- **WHAT NEEDS TO BE DONE**
Among the records below, find each line containing the word "this" and copy it.

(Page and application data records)
_____

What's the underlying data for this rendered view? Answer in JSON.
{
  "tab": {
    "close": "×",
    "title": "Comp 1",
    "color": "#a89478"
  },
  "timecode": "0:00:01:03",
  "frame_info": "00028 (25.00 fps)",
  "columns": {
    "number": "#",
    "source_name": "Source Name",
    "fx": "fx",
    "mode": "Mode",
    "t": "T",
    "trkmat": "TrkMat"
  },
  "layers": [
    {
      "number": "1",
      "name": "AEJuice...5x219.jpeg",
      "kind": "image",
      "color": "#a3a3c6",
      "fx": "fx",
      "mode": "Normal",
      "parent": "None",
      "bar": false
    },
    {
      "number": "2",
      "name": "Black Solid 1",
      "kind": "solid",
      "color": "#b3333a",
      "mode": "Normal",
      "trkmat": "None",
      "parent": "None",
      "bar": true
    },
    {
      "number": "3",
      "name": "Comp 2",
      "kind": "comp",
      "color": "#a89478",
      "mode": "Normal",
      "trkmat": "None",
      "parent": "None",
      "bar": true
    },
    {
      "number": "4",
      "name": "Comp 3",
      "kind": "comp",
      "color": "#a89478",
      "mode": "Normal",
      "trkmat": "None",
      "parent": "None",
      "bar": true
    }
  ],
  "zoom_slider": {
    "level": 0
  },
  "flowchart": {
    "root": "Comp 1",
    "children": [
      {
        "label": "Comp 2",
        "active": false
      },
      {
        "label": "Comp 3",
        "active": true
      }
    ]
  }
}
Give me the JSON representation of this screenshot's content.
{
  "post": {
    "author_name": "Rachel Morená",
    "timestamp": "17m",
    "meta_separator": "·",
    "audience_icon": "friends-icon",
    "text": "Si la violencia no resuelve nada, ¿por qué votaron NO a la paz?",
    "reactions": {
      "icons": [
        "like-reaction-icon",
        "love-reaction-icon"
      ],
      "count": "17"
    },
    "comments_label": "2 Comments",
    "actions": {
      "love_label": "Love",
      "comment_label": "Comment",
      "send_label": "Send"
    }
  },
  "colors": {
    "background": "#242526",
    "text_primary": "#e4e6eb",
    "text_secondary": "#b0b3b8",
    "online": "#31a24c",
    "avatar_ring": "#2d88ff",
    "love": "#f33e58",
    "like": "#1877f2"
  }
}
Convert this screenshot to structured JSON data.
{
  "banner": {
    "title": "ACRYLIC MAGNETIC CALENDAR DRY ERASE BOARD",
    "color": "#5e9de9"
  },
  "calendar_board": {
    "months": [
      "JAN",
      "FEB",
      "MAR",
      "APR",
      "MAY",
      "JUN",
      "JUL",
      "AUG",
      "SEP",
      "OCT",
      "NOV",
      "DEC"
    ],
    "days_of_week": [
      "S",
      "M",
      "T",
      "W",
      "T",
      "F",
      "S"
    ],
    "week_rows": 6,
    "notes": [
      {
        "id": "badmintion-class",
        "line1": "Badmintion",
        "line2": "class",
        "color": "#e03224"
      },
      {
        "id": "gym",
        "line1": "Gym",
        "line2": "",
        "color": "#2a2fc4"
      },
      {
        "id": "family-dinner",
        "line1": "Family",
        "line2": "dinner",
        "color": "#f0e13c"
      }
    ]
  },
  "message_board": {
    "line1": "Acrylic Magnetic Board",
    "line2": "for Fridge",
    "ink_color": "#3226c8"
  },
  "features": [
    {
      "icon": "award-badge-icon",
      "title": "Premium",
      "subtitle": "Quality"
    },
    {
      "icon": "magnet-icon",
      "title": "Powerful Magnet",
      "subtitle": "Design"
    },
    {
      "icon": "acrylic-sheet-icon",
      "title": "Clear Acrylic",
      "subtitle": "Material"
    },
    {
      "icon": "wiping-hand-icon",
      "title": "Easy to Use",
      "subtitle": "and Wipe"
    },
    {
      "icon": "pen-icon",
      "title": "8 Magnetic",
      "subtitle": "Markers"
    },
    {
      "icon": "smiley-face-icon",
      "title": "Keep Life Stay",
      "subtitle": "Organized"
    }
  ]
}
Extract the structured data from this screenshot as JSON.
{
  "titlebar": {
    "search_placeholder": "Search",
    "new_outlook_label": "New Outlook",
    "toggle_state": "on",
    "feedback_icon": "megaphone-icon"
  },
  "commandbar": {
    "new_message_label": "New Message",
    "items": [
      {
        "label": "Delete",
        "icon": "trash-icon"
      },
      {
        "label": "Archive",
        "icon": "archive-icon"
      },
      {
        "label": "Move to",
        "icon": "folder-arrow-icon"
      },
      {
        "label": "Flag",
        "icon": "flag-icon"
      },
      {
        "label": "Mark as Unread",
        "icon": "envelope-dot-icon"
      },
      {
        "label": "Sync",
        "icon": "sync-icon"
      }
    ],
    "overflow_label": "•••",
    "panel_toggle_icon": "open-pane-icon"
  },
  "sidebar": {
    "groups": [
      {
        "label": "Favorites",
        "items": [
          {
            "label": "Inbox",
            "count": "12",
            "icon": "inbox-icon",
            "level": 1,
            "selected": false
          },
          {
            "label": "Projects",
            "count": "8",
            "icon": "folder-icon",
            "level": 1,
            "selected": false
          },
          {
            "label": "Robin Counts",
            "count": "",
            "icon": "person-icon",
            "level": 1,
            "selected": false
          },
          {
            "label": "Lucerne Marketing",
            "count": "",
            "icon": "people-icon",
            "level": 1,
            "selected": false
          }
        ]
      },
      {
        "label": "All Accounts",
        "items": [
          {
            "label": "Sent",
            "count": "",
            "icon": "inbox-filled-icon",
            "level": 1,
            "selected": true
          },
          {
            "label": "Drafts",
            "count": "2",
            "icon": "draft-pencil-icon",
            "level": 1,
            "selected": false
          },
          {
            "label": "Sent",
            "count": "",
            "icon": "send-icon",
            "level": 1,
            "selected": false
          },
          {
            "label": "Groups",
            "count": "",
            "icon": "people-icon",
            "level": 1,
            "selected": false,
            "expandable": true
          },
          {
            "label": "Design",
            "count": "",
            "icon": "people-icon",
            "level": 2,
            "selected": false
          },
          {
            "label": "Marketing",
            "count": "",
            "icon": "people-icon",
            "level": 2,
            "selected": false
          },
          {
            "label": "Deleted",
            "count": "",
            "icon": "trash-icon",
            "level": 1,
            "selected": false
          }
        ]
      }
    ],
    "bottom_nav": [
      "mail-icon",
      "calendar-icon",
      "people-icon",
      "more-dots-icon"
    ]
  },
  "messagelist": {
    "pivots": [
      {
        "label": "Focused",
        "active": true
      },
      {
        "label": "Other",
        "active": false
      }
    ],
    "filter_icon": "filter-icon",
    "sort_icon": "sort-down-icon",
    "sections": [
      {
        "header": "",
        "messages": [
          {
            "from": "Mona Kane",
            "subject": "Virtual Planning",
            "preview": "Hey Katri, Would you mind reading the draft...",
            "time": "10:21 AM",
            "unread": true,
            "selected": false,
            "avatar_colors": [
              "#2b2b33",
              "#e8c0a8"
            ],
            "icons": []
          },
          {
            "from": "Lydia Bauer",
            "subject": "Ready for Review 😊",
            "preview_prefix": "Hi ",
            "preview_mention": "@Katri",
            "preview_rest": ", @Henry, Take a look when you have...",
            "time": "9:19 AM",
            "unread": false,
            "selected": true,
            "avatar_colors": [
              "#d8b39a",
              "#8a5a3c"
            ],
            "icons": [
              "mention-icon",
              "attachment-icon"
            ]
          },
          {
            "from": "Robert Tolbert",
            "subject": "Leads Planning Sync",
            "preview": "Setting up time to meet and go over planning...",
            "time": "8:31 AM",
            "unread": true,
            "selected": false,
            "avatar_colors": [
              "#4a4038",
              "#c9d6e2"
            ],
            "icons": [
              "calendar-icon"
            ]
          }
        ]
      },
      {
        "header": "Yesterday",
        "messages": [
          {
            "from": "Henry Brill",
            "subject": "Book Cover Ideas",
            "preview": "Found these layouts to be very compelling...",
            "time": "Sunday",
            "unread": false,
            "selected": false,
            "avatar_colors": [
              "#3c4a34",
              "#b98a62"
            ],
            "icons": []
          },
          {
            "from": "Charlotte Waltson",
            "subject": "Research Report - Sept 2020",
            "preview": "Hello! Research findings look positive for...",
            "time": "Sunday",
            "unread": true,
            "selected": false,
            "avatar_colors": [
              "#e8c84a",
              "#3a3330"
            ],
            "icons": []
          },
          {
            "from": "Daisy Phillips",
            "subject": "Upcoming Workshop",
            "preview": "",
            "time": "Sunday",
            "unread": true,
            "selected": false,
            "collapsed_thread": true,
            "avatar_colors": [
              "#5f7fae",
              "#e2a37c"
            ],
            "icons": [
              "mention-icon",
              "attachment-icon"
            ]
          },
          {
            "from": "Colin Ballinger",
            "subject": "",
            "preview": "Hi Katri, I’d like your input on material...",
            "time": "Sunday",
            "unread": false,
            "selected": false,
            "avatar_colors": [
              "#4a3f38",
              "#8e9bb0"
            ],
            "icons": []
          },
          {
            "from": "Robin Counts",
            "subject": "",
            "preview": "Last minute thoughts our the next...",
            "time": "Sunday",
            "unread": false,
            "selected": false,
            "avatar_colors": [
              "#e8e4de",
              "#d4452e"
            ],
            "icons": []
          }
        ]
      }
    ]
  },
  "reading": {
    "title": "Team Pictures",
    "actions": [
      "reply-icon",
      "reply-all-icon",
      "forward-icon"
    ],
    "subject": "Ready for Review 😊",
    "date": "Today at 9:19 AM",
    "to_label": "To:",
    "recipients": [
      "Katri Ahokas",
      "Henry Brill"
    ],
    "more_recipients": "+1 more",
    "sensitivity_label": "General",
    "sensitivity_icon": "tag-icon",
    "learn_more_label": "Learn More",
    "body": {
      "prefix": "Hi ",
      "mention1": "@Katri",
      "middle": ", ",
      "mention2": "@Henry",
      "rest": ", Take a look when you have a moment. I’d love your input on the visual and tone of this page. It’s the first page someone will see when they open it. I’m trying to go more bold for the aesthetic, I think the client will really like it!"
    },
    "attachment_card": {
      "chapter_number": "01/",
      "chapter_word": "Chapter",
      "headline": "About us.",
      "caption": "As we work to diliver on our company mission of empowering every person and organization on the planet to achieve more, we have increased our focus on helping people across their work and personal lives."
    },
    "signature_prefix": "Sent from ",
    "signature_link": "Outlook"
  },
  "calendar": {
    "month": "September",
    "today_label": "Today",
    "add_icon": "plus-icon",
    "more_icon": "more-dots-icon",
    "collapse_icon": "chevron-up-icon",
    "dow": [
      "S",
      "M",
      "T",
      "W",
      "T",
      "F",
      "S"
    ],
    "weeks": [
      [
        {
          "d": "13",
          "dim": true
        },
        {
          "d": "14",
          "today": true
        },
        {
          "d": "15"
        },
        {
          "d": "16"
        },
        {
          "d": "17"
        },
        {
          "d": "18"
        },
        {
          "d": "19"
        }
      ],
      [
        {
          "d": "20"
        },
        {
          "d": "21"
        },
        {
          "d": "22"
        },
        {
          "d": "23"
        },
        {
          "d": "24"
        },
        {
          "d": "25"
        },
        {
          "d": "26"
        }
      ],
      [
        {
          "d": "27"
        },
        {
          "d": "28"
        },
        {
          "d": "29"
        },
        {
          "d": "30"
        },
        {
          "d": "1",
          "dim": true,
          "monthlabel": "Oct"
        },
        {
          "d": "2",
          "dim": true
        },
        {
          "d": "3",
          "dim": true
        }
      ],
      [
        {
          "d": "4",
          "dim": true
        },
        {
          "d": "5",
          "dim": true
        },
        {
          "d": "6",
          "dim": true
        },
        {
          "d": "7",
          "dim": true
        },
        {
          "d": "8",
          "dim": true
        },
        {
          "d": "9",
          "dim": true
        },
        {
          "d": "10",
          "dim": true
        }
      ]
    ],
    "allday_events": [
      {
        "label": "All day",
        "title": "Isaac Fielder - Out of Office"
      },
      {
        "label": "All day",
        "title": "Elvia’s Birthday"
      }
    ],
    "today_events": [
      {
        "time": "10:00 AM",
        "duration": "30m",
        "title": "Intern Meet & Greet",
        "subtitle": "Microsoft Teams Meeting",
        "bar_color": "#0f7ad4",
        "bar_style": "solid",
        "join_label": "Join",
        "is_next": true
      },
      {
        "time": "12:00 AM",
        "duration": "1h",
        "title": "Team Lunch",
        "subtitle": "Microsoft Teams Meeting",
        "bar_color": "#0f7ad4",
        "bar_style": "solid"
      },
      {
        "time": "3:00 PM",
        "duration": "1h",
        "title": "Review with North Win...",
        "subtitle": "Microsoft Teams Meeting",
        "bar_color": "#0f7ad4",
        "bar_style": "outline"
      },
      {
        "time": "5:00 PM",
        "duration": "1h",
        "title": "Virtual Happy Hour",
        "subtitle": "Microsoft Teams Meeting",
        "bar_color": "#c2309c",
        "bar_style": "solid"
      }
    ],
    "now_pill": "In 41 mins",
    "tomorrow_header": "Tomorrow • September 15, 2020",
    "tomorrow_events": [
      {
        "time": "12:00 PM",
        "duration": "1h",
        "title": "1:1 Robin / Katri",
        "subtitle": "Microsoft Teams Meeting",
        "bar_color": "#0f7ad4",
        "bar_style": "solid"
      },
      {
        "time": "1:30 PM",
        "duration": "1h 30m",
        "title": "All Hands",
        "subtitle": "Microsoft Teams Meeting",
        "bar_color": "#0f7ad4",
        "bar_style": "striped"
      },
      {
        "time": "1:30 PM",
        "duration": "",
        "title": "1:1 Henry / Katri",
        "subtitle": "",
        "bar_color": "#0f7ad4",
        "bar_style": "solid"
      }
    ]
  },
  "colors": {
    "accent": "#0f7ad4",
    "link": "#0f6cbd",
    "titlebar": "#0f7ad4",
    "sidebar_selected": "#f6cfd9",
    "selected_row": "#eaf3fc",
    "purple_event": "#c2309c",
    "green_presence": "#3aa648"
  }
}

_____

- **ANSWER SECTION**
What's the underlying data for this rendered view? Answer in JSON.
Give me the JSON representation of this screenshot's content.
Convert this screenshot to structured JSON data.
Extract the structured data from this screenshot as JSON.
      "rest": ", Take a look when you have a moment. I’d love your input on the visual and tone of this page. It’s the first page someone will see when they open it. I’m trying to go more bold for the aesthetic, I think the client will really like it!"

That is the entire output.